Tone of voice, as most social media users know, is exceedingly difficult to convey via text. What you might mean as a sarcastic joke someone else interprets as being mean-spirited and serious. Next thing you know, they’ve un-friended you or blocked you from their Twitter feed without you knowing why. Albeit passive-aggressive, it happens. But that’s a topic for another time. The point I’m trying to make today is how a “know-it-all” attitude going into these public forums is the worst attitude to have.
Again, I say this fully knowing I’ve made many mistakes of being the know-it-all. If anyone knows the Cushman family, you’ll know that we like to argue and we like to be right (who doesn’t?). This is no excuse; it’s just something I have to work on in order to be a more Christ-like person. What does it take, though? What can I do to help alter my know-it-all tendencies?
In the months following my graduation from U of O, I was often asked who my favorite professors were. What I’ve been thinking about lately is why these particular professors (Falk, Sultzbach, and Lima – in that order) were my favorites. Every professor I’ve had has been knowledgeable (they wouldn’t be professors if they weren’t) and most were passionate about what they taught. But these particular professors were something more. In their lectures and discussions, they displayed something that not all professors do: humility.
Infrequent though the moments were, my favorite professors weren’t afraid to admit that they didn’t know something. In fact, they were delighted when someone suggested something they hadn’t quite heard and instead of refuting each challenging opinion, they invited the rest of the class to weigh in. It was in those moments when I could see how these professors got to the places they are now: They had the habit of learning with their students rather than strictly teaching to them.
As the Proverbs say, the “fool” isn’t the one who admits he doesn’t know or understand something; it’s the one who delights in hearing himself talk. Verse 13 of the same chapter has this exact idea; “He who answers before listening – that is his folly and shame.” Verse 17 is like it; “The first to present his case seems right, till another comes forward and questions him.” Or as James puts it, “Everyone should be quick to listen, slow to speak,” (1:19).

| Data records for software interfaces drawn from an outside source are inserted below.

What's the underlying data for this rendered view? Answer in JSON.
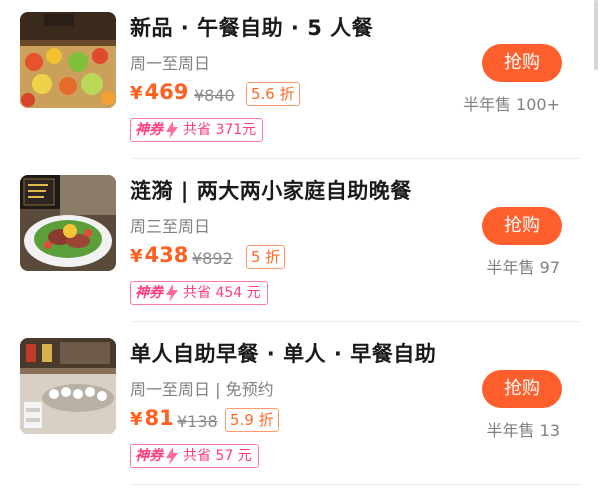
{
  "deals": [
    {
      "title": "新品 · 午餐自助 · 5 人餐",
      "days": "周一至周日",
      "price": "469",
      "currency": "¥",
      "original_price": "¥840",
      "discount": "5.6 折",
      "coupon_brand": "神券",
      "coupon_saving": "共省 371元",
      "buy_label": "抢购",
      "sold": "半年售 100+",
      "thumb_icon": "buffet-food-photo"
    },
    {
      "title": "涟漪 | 两大两小家庭自助晚餐",
      "days": "周三至周日",
      "price": "438",
      "currency": "¥",
      "original_price": "¥892",
      "discount": "5 折",
      "coupon_brand": "神券",
      "coupon_saving": "共省 454 元",
      "buy_label": "抢购",
      "sold": "半年售 97",
      "thumb_icon": "salad-plate-photo"
    },
    {
      "title": "单人自助早餐 · 单人 · 早餐自助",
      "days": "周一至周日 | 免预约",
      "price": "81",
      "currency": "¥",
      "original_price": "¥138",
      "discount": "5.9 折",
      "coupon_brand": "神券",
      "coupon_saving": "共省 57 元",
      "buy_label": "抢购",
      "sold": "半年售 13",
      "thumb_icon": "breakfast-buffet-photo"
    }
  ],
  "colors": {
    "accent": "#ff5f2c",
    "price": "#ff5f1f",
    "coupon": "#ff3d7f",
    "muted": "#808080"
  }
}
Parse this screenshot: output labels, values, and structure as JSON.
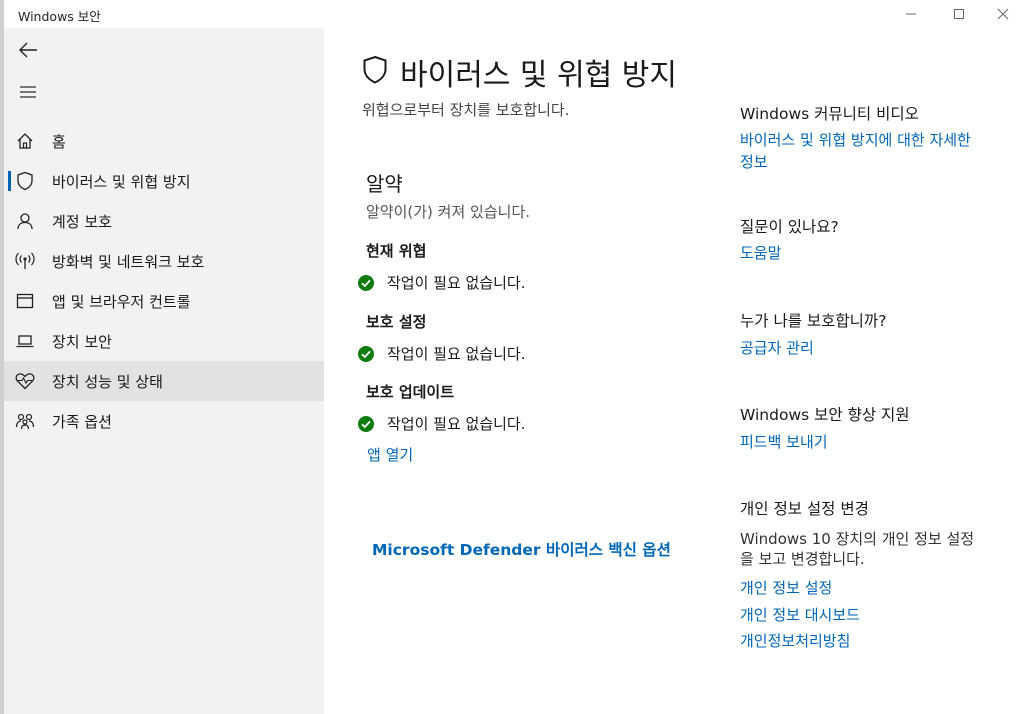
{
  "window": {
    "title": "Windows 보안"
  },
  "sidebar": {
    "items": [
      {
        "label": "홈",
        "icon": "home-icon"
      },
      {
        "label": "바이러스 및 위협 방지",
        "icon": "shield-icon",
        "selected": true
      },
      {
        "label": "계정 보호",
        "icon": "person-icon"
      },
      {
        "label": "방화벽 및 네트워크 보호",
        "icon": "wireless-icon"
      },
      {
        "label": "앱 및 브라우저 컨트롤",
        "icon": "app-window-icon"
      },
      {
        "label": "장치 보안",
        "icon": "laptop-icon"
      },
      {
        "label": "장치 성능 및 상태",
        "icon": "heart-icon"
      },
      {
        "label": "가족 옵션",
        "icon": "family-icon"
      }
    ]
  },
  "main": {
    "title": "바이러스 및 위협 방지",
    "subtitle": "위협으로부터 장치를 보호합니다.",
    "summary": {
      "title": "알약",
      "description": "알약이(가) 켜져 있습니다.",
      "groups": [
        {
          "heading": "현재 위협",
          "status": "작업이 필요 없습니다."
        },
        {
          "heading": "보호 설정",
          "status": "작업이 필요 없습니다."
        },
        {
          "heading": "보호 업데이트",
          "status": "작업이 필요 없습니다."
        }
      ],
      "open_app_link": "앱 열기"
    },
    "defender_link": "Microsoft Defender 바이러스 백신 옵션"
  },
  "right": {
    "community": {
      "heading": "Windows 커뮤니티 비디오",
      "link_line1": "바이러스 및 위협 방지에 대한 자세한",
      "link_line2": "정보"
    },
    "question": {
      "heading": "질문이 있나요?",
      "link": "도움말"
    },
    "protector": {
      "heading": "누가 나를 보호합니까?",
      "link": "공급자 관리"
    },
    "improve": {
      "heading": "Windows 보안 향상 지원",
      "link": "피드백 보내기"
    },
    "privacy": {
      "heading": "개인 정보 설정 변경",
      "text": "Windows 10 장치의 개인 정보 설정을 보고 변경합니다.",
      "links": [
        "개인 정보 설정",
        "개인 정보 대시보드",
        "개인정보처리방침"
      ]
    }
  },
  "colors": {
    "accent": "#0067b8",
    "success": "#107c10",
    "sidebar_bg": "#f2f2f2",
    "selected_bg": "#e2e2e2"
  }
}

Seeking understanding, then, doesn’t mean merely doing a fact check on Google. It means reading several different opinions on something, asking questions wherever they’re needed, and sifting through it all before developing one’s own thoughts on a topic. Thinking back over the most recent political season, I wish I had done more of this. Thinking ahead to this fall when I might be once again in school, I hope to have the habit of my favorite professors; the habit of setting aside whatever personal investments I might have in a particular topic to gain understanding. If I like my opinion because it sounds nice or because people admire me for it, then I’m no different than the fool discussed in Proverbs 18.
Jesus says that a student will be like his teacher (Luke 6:40). If the teacher does nothing but air his own opinion, the student will do nothing but air his own opinion. However, if the teacher recognizes they don’t have everything figured out and therefore has the habit of learning while in the act of teaching, then their students will be efficient learners – listening before speaking, admitting their thoughts aren’t perfect or complete, and surrendering their know-it-all tendencies.
What kind of student are you? Are you quick to put in your two cents or wait to hear the two cents of others? Admitting we’re wrong or that we don’t know isn’t always fun, but the reward of understanding is worth more than our two cents. As I talked about a few weeks ago, if we’re seeking to be more efficient in ministering to others, then we’d be wise to learn with those whom we teach.